# [INSTRUCTIONS FOR THE TASK]
Could you repeat all of the entries word for word, minus any pictures?

# [SOURCE DATA]
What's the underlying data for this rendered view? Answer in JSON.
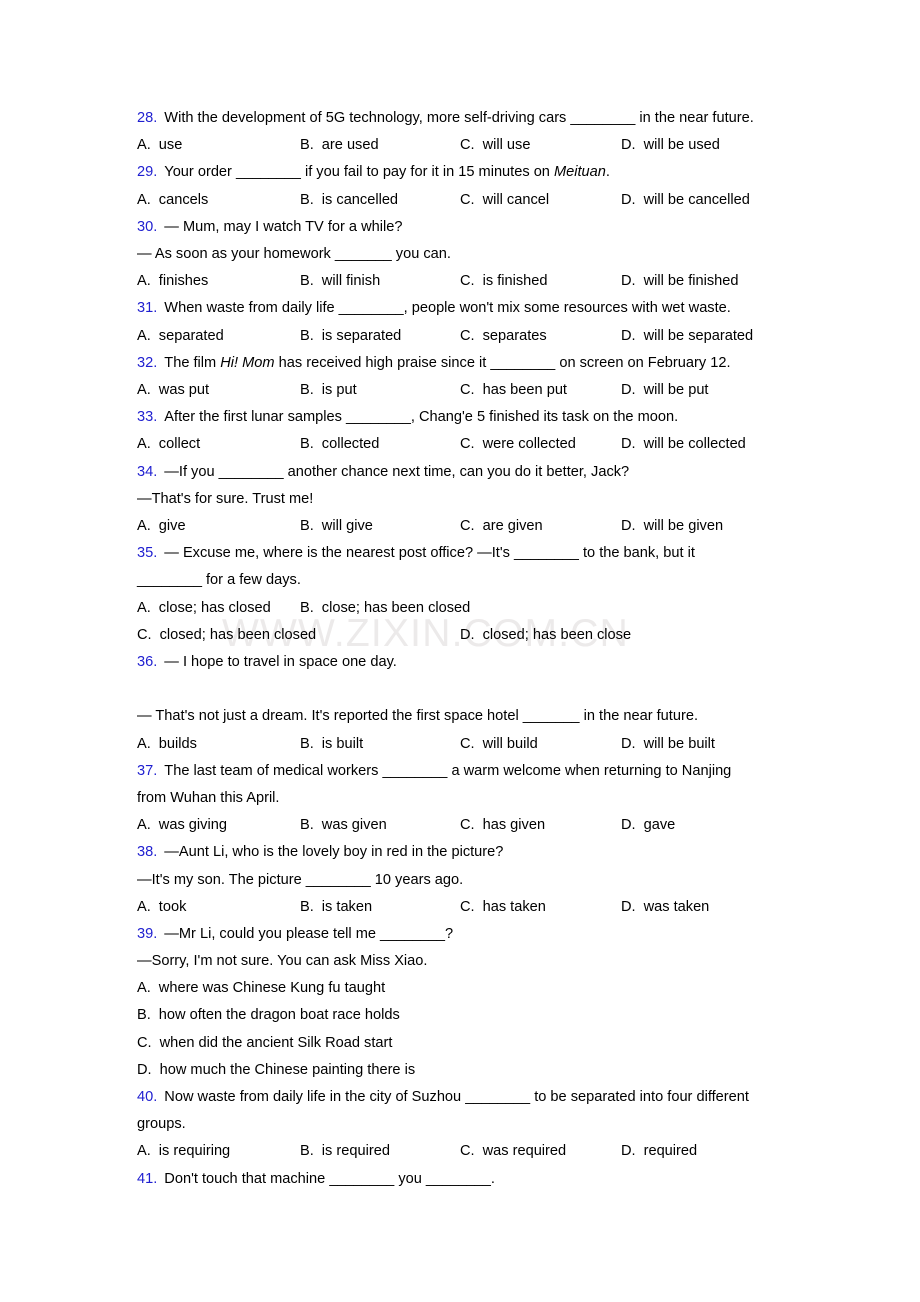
{
  "document": {
    "watermark": "WWW.ZIXIN.COM.CN",
    "accent_color": "#1f1fd0",
    "text_color": "#000000",
    "background_color": "#ffffff"
  },
  "questions": [
    {
      "number": "28.",
      "lines": [
        "With the development of 5G technology, more self-driving cars ________ in the near future."
      ],
      "options": [
        {
          "label": "A.",
          "text": "use"
        },
        {
          "label": "B.",
          "text": "are used"
        },
        {
          "label": "C.",
          "text": "will use"
        },
        {
          "label": "D.",
          "text": "will be used"
        }
      ]
    },
    {
      "number": "29.",
      "lines": [
        "Your order ________ if you fail to pay for it in 15 minutes on Meituan."
      ],
      "italic_part": "Meituan",
      "options": [
        {
          "label": "A.",
          "text": "cancels"
        },
        {
          "label": "B.",
          "text": "is cancelled"
        },
        {
          "label": "C.",
          "text": "will cancel"
        },
        {
          "label": "D.",
          "text": "will be cancelled"
        }
      ]
    },
    {
      "number": "30.",
      "lines": [
        "— Mum, may I watch TV for a while?",
        "— As soon as your homework _______ you can."
      ],
      "options": [
        {
          "label": "A.",
          "text": "finishes"
        },
        {
          "label": "B.",
          "text": "will finish"
        },
        {
          "label": "C.",
          "text": "is finished"
        },
        {
          "label": "D.",
          "text": "will be finished"
        }
      ]
    },
    {
      "number": "31.",
      "lines": [
        "When waste from daily life ________, people won't mix some resources with wet waste."
      ],
      "options": [
        {
          "label": "A.",
          "text": "separated"
        },
        {
          "label": "B.",
          "text": "is separated"
        },
        {
          "label": "C.",
          "text": "separates"
        },
        {
          "label": "D.",
          "text": "will be separated"
        }
      ]
    },
    {
      "number": "32.",
      "lines": [
        "The film Hi! Mom has received high praise since it ________ on screen on February 12."
      ],
      "italic_part": "Hi! Mom",
      "options": [
        {
          "label": "A.",
          "text": "was put"
        },
        {
          "label": "B.",
          "text": "is put"
        },
        {
          "label": "C.",
          "text": "has been put"
        },
        {
          "label": "D.",
          "text": "will be put"
        }
      ]
    },
    {
      "number": "33.",
      "lines": [
        "After the first lunar samples ________, Chang'e 5 finished its task on the moon."
      ],
      "options": [
        {
          "label": "A.",
          "text": "collect"
        },
        {
          "label": "B.",
          "text": "collected"
        },
        {
          "label": "C.",
          "text": "were collected"
        },
        {
          "label": "D.",
          "text": "will be collected"
        }
      ]
    },
    {
      "number": "34.",
      "lines": [
        "—If you ________ another chance next time, can you do it better, Jack?",
        "—That's for sure. Trust me!"
      ],
      "options": [
        {
          "label": "A.",
          "text": "give"
        },
        {
          "label": "B.",
          "text": "will give"
        },
        {
          "label": "C.",
          "text": "are given"
        },
        {
          "label": "D.",
          "text": "will be given"
        }
      ]
    },
    {
      "number": "35.",
      "lines": [
        "— Excuse me, where is the nearest post office?  —It's ________ to the bank, but it",
        "________ for a few days."
      ],
      "options": [
        {
          "label": "A.",
          "text": "close; has closed"
        },
        {
          "label": "B.",
          "text": "close; has been closed"
        },
        {
          "label": "C.",
          "text": "closed; has been closed"
        },
        {
          "label": "D.",
          "text": "closed; has been close"
        }
      ]
    },
    {
      "number": "36.",
      "lines": [
        "— I hope to travel in space one day.",
        "",
        "— That's not just a dream. It's reported the first space hotel _______ in the near future."
      ],
      "options": [
        {
          "label": "A.",
          "text": "builds"
        },
        {
          "label": "B.",
          "text": "is built"
        },
        {
          "label": "C.",
          "text": "will build"
        },
        {
          "label": "D.",
          "text": "will be built"
        }
      ]
    },
    {
      "number": "37.",
      "lines": [
        "The last team of medical workers ________ a warm welcome when returning to Nanjing",
        "from Wuhan this April."
      ],
      "options": [
        {
          "label": "A.",
          "text": "was giving"
        },
        {
          "label": "B.",
          "text": "was given"
        },
        {
          "label": "C.",
          "text": "has given"
        },
        {
          "label": "D.",
          "text": "gave"
        }
      ]
    },
    {
      "number": "38.",
      "lines": [
        "—Aunt Li, who is the lovely boy in red in the picture?",
        "—It's my son. The picture ________ 10 years ago."
      ],
      "options": [
        {
          "label": "A.",
          "text": "took"
        },
        {
          "label": "B.",
          "text": "is taken"
        },
        {
          "label": "C.",
          "text": "has taken"
        },
        {
          "label": "D.",
          "text": "was taken"
        }
      ]
    },
    {
      "number": "39.",
      "lines": [
        "—Mr Li, could you please tell me ________?",
        "—Sorry, I'm not sure. You can ask Miss Xiao."
      ],
      "options": [
        {
          "label": "A.",
          "text": "where was Chinese Kung fu taught"
        },
        {
          "label": "B.",
          "text": "how often the dragon boat race holds"
        },
        {
          "label": "C.",
          "text": "when did the ancient Silk Road start"
        },
        {
          "label": "D.",
          "text": "how much the Chinese painting there is"
        }
      ]
    },
    {
      "number": "40.",
      "lines": [
        "Now waste from daily life in the city of Suzhou ________ to be separated into four different",
        "groups."
      ],
      "options": [
        {
          "label": "A.",
          "text": "is requiring"
        },
        {
          "label": "B.",
          "text": "is required"
        },
        {
          "label": "C.",
          "text": "was required"
        },
        {
          "label": "D.",
          "text": "required"
        }
      ]
    },
    {
      "number": "41.",
      "lines": [
        "Don't touch that machine ________ you ________."
      ],
      "options": []
    }
  ]
}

# [RESULT OF THE EXERCISE]
What's the underlying data for this rendered view? Answer in JSON.
{
  "document": {
    "watermark": "WWW.ZIXIN.COM.CN",
    "accent_color": "#1f1fd0",
    "text_color": "#000000",
    "background_color": "#ffffff"
  },
  "questions": [
    {
      "number": "28.",
      "lines": [
        "With the development of 5G technology, more self-driving cars ________ in the near future."
      ],
      "options": [
        {
          "label": "A.",
          "text": "use"
        },
        {
          "label": "B.",
          "text": "are used"
        },
        {
          "label": "C.",
          "text": "will use"
        },
        {
          "label": "D.",
          "text": "will be used"
        }
      ]
    },
    {
      "number": "29.",
      "lines": [
        "Your order ________ if you fail to pay for it in 15 minutes on Meituan."
      ],
      "italic_part": "Meituan",
      "options": [
        {
          "label": "A.",
          "text": "cancels"
        },
        {
          "label": "B.",
          "text": "is cancelled"
        },
        {
          "label": "C.",
          "text": "will cancel"
        },
        {
          "label": "D.",
          "text": "will be cancelled"
        }
      ]
    },
    {
      "number": "30.",
      "lines": [
        "— Mum, may I watch TV for a while?",
        "— As soon as your homework _______ you can."
      ],
      "options": [
        {
          "label": "A.",
          "text": "finishes"
        },
        {
          "label": "B.",
          "text": "will finish"
        },
        {
          "label": "C.",
          "text": "is finished"
        },
        {
          "label": "D.",
          "text": "will be finished"
        }
      ]
    },
    {
      "number": "31.",
      "lines": [
        "When waste from daily life ________, people won't mix some resources with wet waste."
      ],
      "options": [
        {
          "label": "A.",
          "text": "separated"
        },
        {
          "label": "B.",
          "text": "is separated"
        },
        {
          "label": "C.",
          "text": "separates"
        },
        {
          "label": "D.",
          "text": "will be separated"
        }
      ]
    },
    {
      "number": "32.",
      "lines": [
        "The film Hi! Mom has received high praise since it ________ on screen on February 12."
      ],
      "italic_part": "Hi! Mom",
      "options": [
        {
          "label": "A.",
          "text": "was put"
        },
        {
          "label": "B.",
          "text": "is put"
        },
        {
          "label": "C.",
          "text": "has been put"
        },
        {
          "label": "D.",
          "text": "will be put"
        }
      ]
    },
    {
      "number": "33.",
      "lines": [
        "After the first lunar samples ________, Chang'e 5 finished its task on the moon."
      ],
      "options": [
        {
          "label": "A.",
          "text": "collect"
        },
        {
          "label": "B.",
          "text": "collected"
        },
        {
          "label": "C.",
          "text": "were collected"
        },
        {
          "label": "D.",
          "text": "will be collected"
        }
      ]
    },
    {
      "number": "34.",
      "lines": [
        "—If you ________ another chance next time, can you do it better, Jack?",
        "—That's for sure. Trust me!"
      ],
      "options": [
        {
          "label": "A.",
          "text": "give"
        },
        {
          "label": "B.",
          "text": "will give"
        },
        {
          "label": "C.",
          "text": "are given"
        },
        {
          "label": "D.",
          "text": "will be given"
        }
      ]
    },
    {
      "number": "35.",
      "lines": [
        "— Excuse me, where is the nearest post office?  —It's ________ to the bank, but it",
        "________ for a few days."
      ],
      "options": [
        {
          "label": "A.",
          "text": "close; has closed"
        },
        {
          "label": "B.",
          "text": "close; has been closed"
        },
        {
          "label": "C.",
          "text": "closed; has been closed"
        },
        {
          "label": "D.",
          "text": "closed; has been close"
        }
      ]
    },
    {
      "number": "36.",
      "lines": [
        "— I hope to travel in space one day.",
        "",
        "— That's not just a dream. It's reported the first space hotel _______ in the near future."
      ],
      "options": [
        {
          "label": "A.",
          "text": "builds"
        },
        {
          "label": "B.",
          "text": "is built"
        },
        {
          "label": "C.",
          "text": "will build"
        },
        {
          "label": "D.",
          "text": "will be built"
        }
      ]
    },
    {
      "number": "37.",
      "lines": [
        "The last team of medical workers ________ a warm welcome when returning to Nanjing",
        "from Wuhan this April."
      ],
      "options": [
        {
          "label": "A.",
          "text": "was giving"
        },
        {
          "label": "B.",
          "text": "was given"
        },
        {
          "label": "C.",
          "text": "has given"
        },
        {
          "label": "D.",
          "text": "gave"
        }
      ]
    },
    {
      "number": "38.",
      "lines": [
        "—Aunt Li, who is the lovely boy in red in the picture?",
        "—It's my son. The picture ________ 10 years ago."
      ],
      "options": [
        {
          "label": "A.",
          "text": "took"
        },
        {
          "label": "B.",
          "text": "is taken"
        },
        {
          "label": "C.",
          "text": "has taken"
        },
        {
          "label": "D.",
          "text": "was taken"
        }
      ]
    },
    {
      "number": "39.",
      "lines": [
        "—Mr Li, could you please tell me ________?",
        "—Sorry, I'm not sure. You can ask Miss Xiao."
      ],
      "options": [
        {
          "label": "A.",
          "text": "where was Chinese Kung fu taught"
        },
        {
          "label": "B.",
          "text": "how often the dragon boat race holds"
        },
        {
          "label": "C.",
          "text": "when did the ancient Silk Road start"
        },
        {
          "label": "D.",
          "text": "how much the Chinese painting there is"
        }
      ]
    },
    {
      "number": "40.",
      "lines": [
        "Now waste from daily life in the city of Suzhou ________ to be separated into four different",
        "groups."
      ],
      "options": [
        {
          "label": "A.",
          "text": "is requiring"
        },
        {
          "label": "B.",
          "text": "is required"
        },
        {
          "label": "C.",
          "text": "was required"
        },
        {
          "label": "D.",
          "text": "required"
        }
      ]
    },
    {
      "number": "41.",
      "lines": [
        "Don't touch that machine ________ you ________."
      ],
      "options": []
    }
  ]
}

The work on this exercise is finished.